Afflicted dogs will begin to shake constantly. When the dog is excited or stressed the shaking often becomes more pronounced. Many dogs continue to shake even while sleeping. Besides the outward shaking the dog appears to suffer from no other apparent symptoms and remains alert.
Theories vary on the cause of white shaker syndrome. Many believe that the shaking occurs from a generalized inflammation within the brain but despite this theory no definitive area of the brain has been observed to be inflamed on scans. Other theories hold that the disease may occur as a result of an immune response that the dog’s body launches.

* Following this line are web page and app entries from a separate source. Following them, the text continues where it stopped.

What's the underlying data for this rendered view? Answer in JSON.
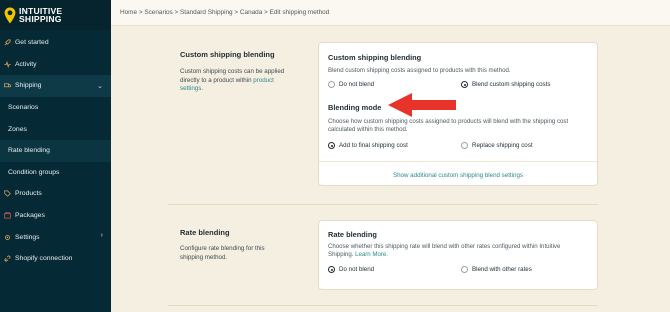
{
  "brand": {
    "line1": "INTUITIVE",
    "line2": "SHIPPING"
  },
  "sidebar": {
    "items": [
      {
        "label": "Get started"
      },
      {
        "label": "Activity"
      },
      {
        "label": "Shipping"
      },
      {
        "label": "Scenarios"
      },
      {
        "label": "Zones"
      },
      {
        "label": "Rate blending"
      },
      {
        "label": "Condition groups"
      },
      {
        "label": "Products"
      },
      {
        "label": "Packages"
      },
      {
        "label": "Settings"
      },
      {
        "label": "Shopify connection"
      }
    ]
  },
  "breadcrumb": "Home > Scenarios > Standard Shipping > Canada > Edit shipping method",
  "custom_blending": {
    "section_title": "Custom shipping blending",
    "section_desc": "Custom shipping costs can be applied directly to a product within ",
    "section_link": "product settings",
    "section_desc_end": ".",
    "card_title": "Custom shipping blending",
    "card_text": "Blend custom shipping costs assigned to products with this method.",
    "opt_no": "Do not blend",
    "opt_yes": "Blend custom shipping costs",
    "mode_title": "Blending mode",
    "mode_text": "Choose how custom shipping costs assigned to products will blend with the shipping cost calculated within this method.",
    "mode_add": "Add to final shipping cost",
    "mode_replace": "Replace shipping cost",
    "show_more": "Show additional custom shipping blend settings"
  },
  "rate_blending": {
    "section_title": "Rate blending",
    "section_desc": "Configure rate blending for this shipping method.",
    "card_title": "Rate blending",
    "card_text": "Choose whether this shipping rate will blend with other rates configured within Intuitive Shipping. ",
    "learn_more": "Learn More.",
    "opt_no": "Do not blend",
    "opt_yes": "Blend with other rates"
  },
  "colors": {
    "sidebar": "#062a35",
    "accent": "#2b8a8b",
    "arrow": "#e8332a",
    "background": "#f5efe1"
  }
}
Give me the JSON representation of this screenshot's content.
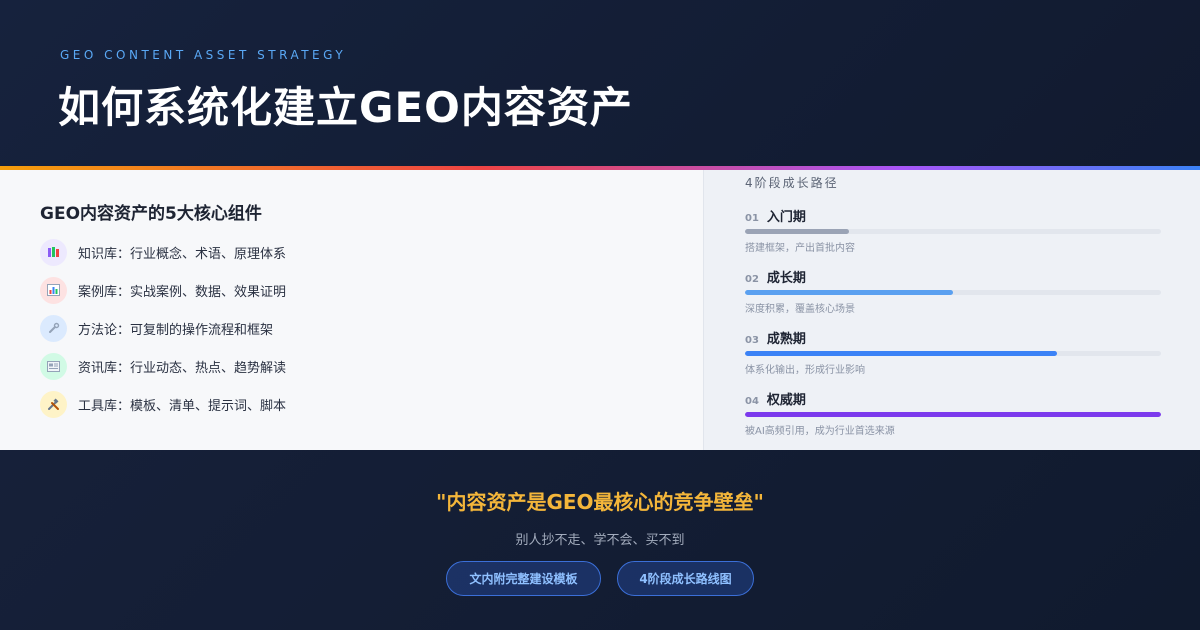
{
  "header": {
    "eyebrow": "GEO CONTENT ASSET STRATEGY",
    "title": "如何系统化建立GEO内容资产"
  },
  "components": {
    "title": "GEO内容资产的5大核心组件",
    "items": [
      {
        "icon": "books-icon",
        "label": "知识库：行业概念、术语、原理体系"
      },
      {
        "icon": "bar-chart-icon",
        "label": "案例库：实战案例、数据、效果证明"
      },
      {
        "icon": "wrench-icon",
        "label": "方法论：可复制的操作流程和框架"
      },
      {
        "icon": "newspaper-icon",
        "label": "资讯库：行业动态、热点、趋势解读"
      },
      {
        "icon": "tools-icon",
        "label": "工具库：模板、清单、提示词、脚本"
      }
    ]
  },
  "stages": {
    "title": "4阶段成长路径",
    "items": [
      {
        "num": "01",
        "name": "入门期",
        "desc": "搭建框架，产出首批内容",
        "progress": 0.25,
        "color": "#9aa3b5"
      },
      {
        "num": "02",
        "name": "成长期",
        "desc": "深度积累，覆盖核心场景",
        "progress": 0.5,
        "color": "#5aa0f0"
      },
      {
        "num": "03",
        "name": "成熟期",
        "desc": "体系化输出，形成行业影响",
        "progress": 0.75,
        "color": "#3b82f6"
      },
      {
        "num": "04",
        "name": "权威期",
        "desc": "被AI高频引用，成为行业首选来源",
        "progress": 1.0,
        "color": "#7c3aed"
      }
    ]
  },
  "footer": {
    "quote": "\"内容资产是GEO最核心的竞争壁垒\"",
    "subtitle": "别人抄不走、学不会、买不到",
    "buttons": [
      "文内附完整建设模板",
      "4阶段成长路线图"
    ]
  }
}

The veterinarian will need to run a full panel of tests to successfully diagnose white shaker syndrome because many other disorders can cause similar symptoms. Many dogs will shake that suffer form lead poisoning or who have been exposed to certain toxic molds. A dog suffering from epilepsy will often have tremors instead of a full blown seizure.
A complete blood count will help in diagnosis. The veterinarian may also elect to perform a CT scan to look for areas of concern in the dog’s brain. A spinal tap to retrieve spinal fluid may also be performed.
Once a diagnosis of white shaker syndrome is made the veterinarian will usually place the dog on a steroid, such as prednisone. Diazepam may also be prescribed.
Over the course of several weeks most dogs will recover fully. A few may suffer a relapse at a later date, however.
Avoid placing stress on a dog suffering from white shaker syndrome since stress makes the disorder worse and more pronounced. Carry the dog up stairs, lift the dog on furniture and do not expect the dog to go for a long walk because the excessive tremors makes it more prone to serious injury if it should fall.